Doc Mitchell’s a good guy. There I was: kneeling, hands tied, facing down the barrel of a gun above a shallow grave in the middle of the Mojave. My killer’s a classy guy—he looks a bit like a sentient Ken doll—and he apologizes before pulling the trigger. Flash of white, cut to black. Doc’s sitting across from me. Careful, he says, I’ve been out for a few days. His eyes are dark and his mustache is a wispy white. He looks like a post-apocalyptic version of an old-fashioned country doctor, which is what he is.
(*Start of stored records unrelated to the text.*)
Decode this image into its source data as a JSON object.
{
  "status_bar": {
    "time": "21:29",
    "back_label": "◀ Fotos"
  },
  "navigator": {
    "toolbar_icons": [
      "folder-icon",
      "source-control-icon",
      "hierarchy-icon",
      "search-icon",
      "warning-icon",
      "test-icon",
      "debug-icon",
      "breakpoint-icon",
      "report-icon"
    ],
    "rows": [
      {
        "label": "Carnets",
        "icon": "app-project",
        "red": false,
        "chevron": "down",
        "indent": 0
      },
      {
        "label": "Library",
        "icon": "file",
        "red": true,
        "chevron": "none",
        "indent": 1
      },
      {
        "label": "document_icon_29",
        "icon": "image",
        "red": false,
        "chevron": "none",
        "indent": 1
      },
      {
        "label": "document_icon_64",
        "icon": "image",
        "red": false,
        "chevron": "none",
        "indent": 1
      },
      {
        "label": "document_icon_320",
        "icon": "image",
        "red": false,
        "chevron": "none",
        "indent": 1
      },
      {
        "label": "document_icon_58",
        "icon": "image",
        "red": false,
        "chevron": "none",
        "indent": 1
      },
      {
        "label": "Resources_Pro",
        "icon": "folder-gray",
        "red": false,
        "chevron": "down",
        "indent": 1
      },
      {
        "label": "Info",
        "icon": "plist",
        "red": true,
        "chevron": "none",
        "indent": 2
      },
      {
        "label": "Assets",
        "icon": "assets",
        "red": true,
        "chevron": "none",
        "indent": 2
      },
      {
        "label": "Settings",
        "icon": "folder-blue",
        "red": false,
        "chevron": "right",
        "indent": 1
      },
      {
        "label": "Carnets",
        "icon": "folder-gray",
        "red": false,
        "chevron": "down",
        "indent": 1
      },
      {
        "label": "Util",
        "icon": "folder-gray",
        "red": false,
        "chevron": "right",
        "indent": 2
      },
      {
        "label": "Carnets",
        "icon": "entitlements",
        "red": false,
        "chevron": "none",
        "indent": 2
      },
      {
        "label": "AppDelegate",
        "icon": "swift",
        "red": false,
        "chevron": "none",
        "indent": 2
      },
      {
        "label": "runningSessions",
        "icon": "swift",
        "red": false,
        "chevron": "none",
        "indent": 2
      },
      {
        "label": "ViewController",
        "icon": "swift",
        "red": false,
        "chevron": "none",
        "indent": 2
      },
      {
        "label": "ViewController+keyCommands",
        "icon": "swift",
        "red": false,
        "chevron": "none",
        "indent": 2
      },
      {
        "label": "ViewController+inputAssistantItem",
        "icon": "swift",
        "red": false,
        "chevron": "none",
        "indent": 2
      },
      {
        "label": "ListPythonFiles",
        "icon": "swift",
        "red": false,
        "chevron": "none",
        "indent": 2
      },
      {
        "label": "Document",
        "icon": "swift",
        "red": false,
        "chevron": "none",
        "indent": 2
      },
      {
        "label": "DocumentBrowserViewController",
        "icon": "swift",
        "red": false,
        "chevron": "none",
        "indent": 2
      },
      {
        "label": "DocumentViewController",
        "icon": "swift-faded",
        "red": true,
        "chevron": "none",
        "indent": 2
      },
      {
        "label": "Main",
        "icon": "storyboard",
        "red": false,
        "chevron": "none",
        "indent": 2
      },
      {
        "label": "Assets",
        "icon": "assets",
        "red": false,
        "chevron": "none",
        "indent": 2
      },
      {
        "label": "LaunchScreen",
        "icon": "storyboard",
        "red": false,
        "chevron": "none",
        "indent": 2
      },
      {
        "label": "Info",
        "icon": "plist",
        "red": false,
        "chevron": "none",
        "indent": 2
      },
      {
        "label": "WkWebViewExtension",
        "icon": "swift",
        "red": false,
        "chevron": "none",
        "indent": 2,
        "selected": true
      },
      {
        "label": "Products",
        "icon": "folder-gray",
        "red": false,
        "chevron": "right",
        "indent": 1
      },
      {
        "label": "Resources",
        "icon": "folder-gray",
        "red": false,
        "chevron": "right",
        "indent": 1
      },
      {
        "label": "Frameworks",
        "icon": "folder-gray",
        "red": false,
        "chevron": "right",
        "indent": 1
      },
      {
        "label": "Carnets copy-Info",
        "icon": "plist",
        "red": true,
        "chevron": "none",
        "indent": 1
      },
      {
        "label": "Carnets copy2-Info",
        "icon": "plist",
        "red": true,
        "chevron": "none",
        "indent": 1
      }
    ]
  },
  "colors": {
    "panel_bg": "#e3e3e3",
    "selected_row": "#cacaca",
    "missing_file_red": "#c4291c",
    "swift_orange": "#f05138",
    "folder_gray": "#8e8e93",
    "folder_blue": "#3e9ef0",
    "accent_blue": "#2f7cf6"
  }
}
This being Fallout: New Vegas, I enter my name, edit my appearance, and choose my stats. I put a bunch of points into speech (as I heard you can defeat the final boss just by talking to him). It’s my first Fallout game, and the possibilities seem endless. I can walk to the bar and trigger the first quest, or I can wander off by myself. I can scrounge for cigarettes in people’s cabinets. I can repair robots. I can befriend robots. I can appoint a robot as sheriff. I can meet people who eat people. I can eat them, too, if I want. I can play the way I want to play, or so I heard.